:: Material shown

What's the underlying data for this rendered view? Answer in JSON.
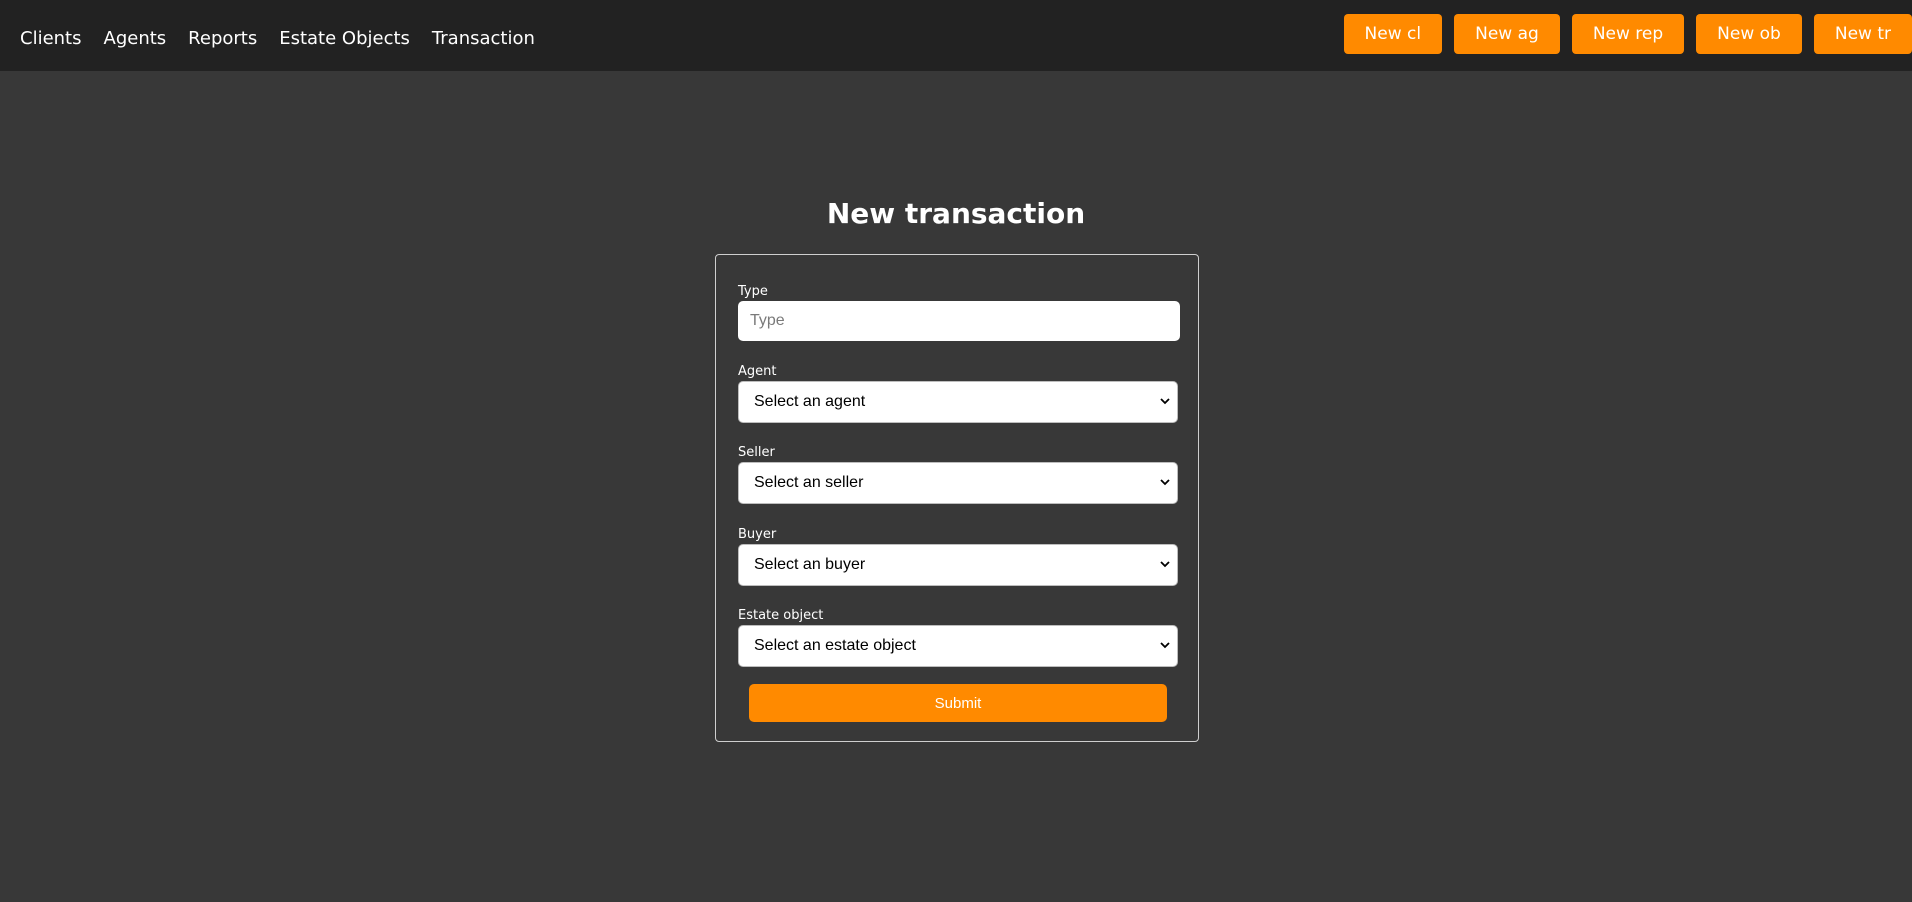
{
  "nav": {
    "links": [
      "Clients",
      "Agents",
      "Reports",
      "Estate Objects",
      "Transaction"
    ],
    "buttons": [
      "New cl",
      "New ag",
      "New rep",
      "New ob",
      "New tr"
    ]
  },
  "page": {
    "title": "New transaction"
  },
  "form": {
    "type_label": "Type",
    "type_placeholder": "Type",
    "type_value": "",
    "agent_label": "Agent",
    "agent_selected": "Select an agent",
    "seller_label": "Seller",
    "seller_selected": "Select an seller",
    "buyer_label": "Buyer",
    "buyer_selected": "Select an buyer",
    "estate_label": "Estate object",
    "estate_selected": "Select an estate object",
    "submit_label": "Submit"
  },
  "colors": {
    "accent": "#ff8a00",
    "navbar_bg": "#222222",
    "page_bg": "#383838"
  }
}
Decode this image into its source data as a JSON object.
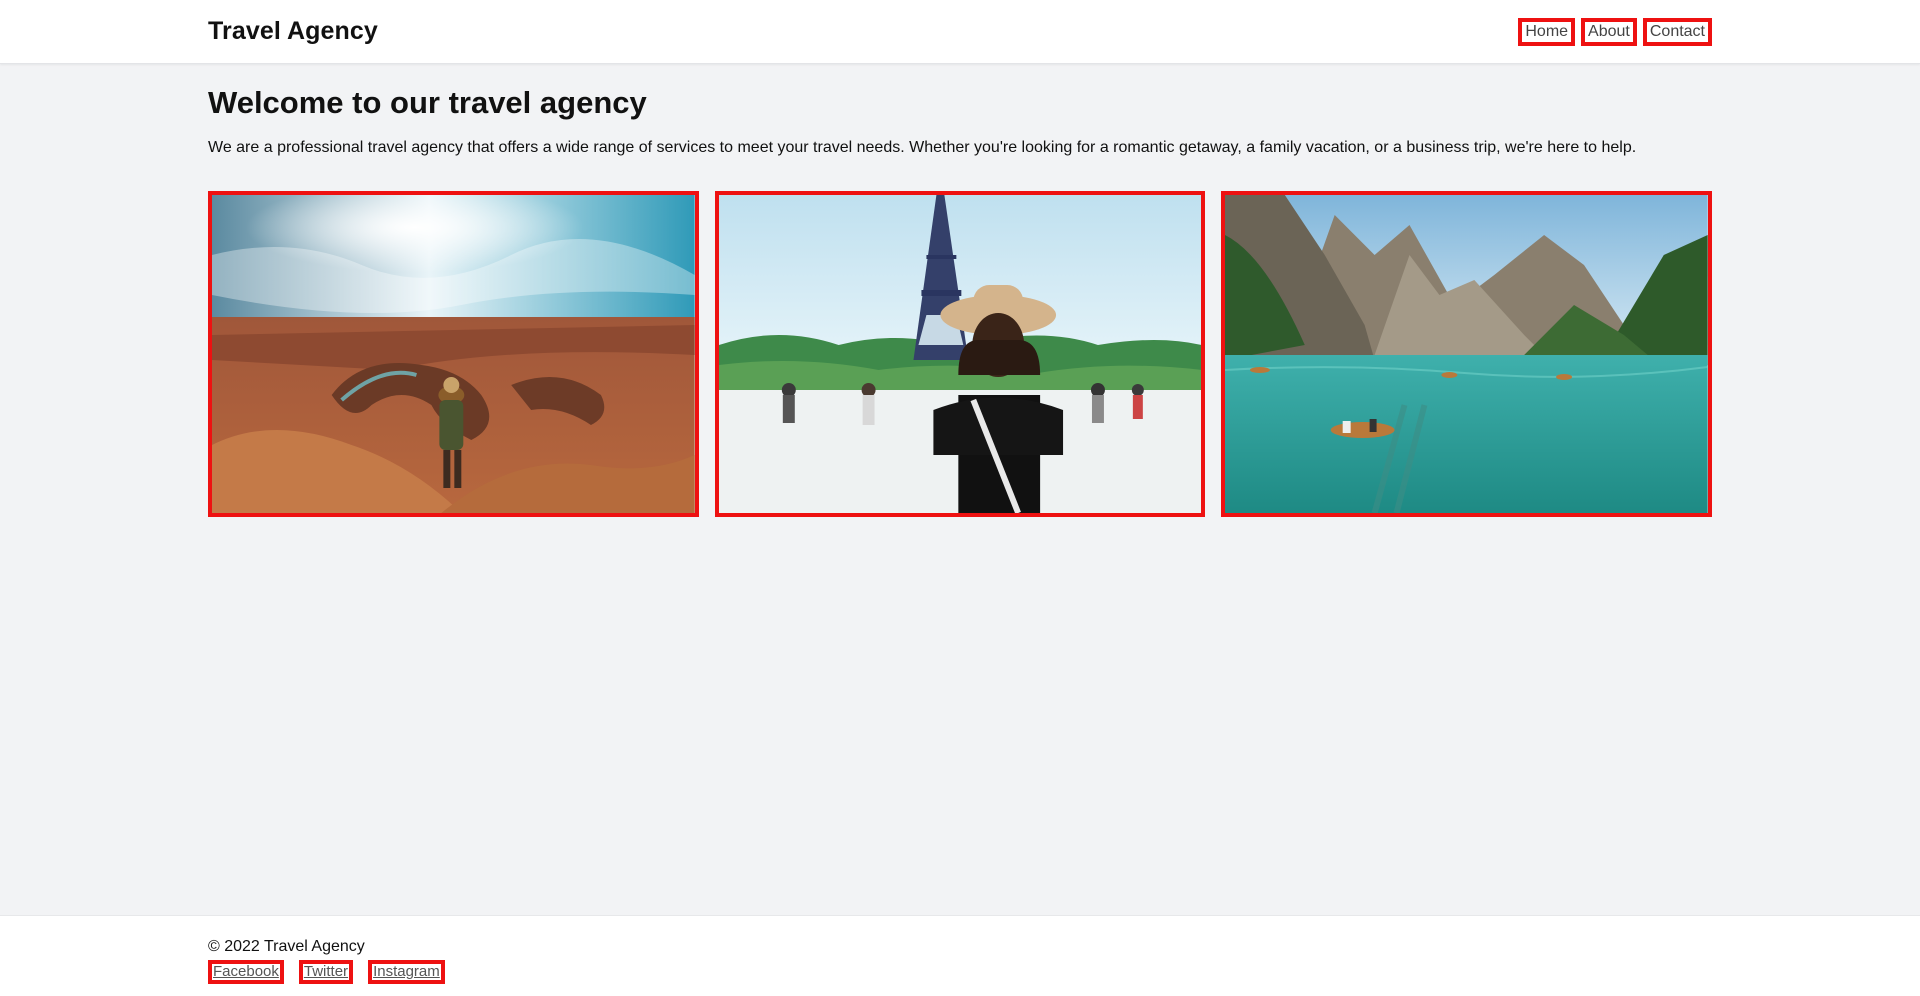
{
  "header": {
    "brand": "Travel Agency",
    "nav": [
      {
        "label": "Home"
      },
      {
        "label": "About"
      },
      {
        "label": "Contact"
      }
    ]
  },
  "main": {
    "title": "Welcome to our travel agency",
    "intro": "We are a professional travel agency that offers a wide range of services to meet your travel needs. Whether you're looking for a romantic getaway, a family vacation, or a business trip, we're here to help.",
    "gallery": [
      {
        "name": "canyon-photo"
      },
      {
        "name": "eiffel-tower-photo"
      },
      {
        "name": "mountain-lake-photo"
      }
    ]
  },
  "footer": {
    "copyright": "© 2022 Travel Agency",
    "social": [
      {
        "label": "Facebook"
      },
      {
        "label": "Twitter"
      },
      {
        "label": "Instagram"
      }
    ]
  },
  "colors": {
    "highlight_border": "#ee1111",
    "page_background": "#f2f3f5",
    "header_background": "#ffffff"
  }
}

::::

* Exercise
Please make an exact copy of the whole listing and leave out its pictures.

* Solution
What's the underlying data for this rendered view? Answer in JSON.
{
  "nav": {
    "links": [
      "Clients",
      "Agents",
      "Reports",
      "Estate Objects",
      "Transaction"
    ],
    "buttons": [
      "New cl",
      "New ag",
      "New rep",
      "New ob",
      "New tr"
    ]
  },
  "page": {
    "title": "New transaction"
  },
  "form": {
    "type_label": "Type",
    "type_placeholder": "Type",
    "type_value": "",
    "agent_label": "Agent",
    "agent_selected": "Select an agent",
    "seller_label": "Seller",
    "seller_selected": "Select an seller",
    "buyer_label": "Buyer",
    "buyer_selected": "Select an buyer",
    "estate_label": "Estate object",
    "estate_selected": "Select an estate object",
    "submit_label": "Submit"
  },
  "colors": {
    "accent": "#ff8a00",
    "navbar_bg": "#222222",
    "page_bg": "#383838"
  }
}
Decode this image into its source data as a JSON object.
{
  "header": {
    "brand": "Travel Agency",
    "nav": [
      {
        "label": "Home"
      },
      {
        "label": "About"
      },
      {
        "label": "Contact"
      }
    ]
  },
  "main": {
    "title": "Welcome to our travel agency",
    "intro": "We are a professional travel agency that offers a wide range of services to meet your travel needs. Whether you're looking for a romantic getaway, a family vacation, or a business trip, we're here to help.",
    "gallery": [
      {
        "name": "canyon-photo"
      },
      {
        "name": "eiffel-tower-photo"
      },
      {
        "name": "mountain-lake-photo"
      }
    ]
  },
  "footer": {
    "copyright": "© 2022 Travel Agency",
    "social": [
      {
        "label": "Facebook"
      },
      {
        "label": "Twitter"
      },
      {
        "label": "Instagram"
      }
    ]
  },
  "colors": {
    "highlight_border": "#ee1111",
    "page_background": "#f2f3f5",
    "header_background": "#ffffff"
  }
}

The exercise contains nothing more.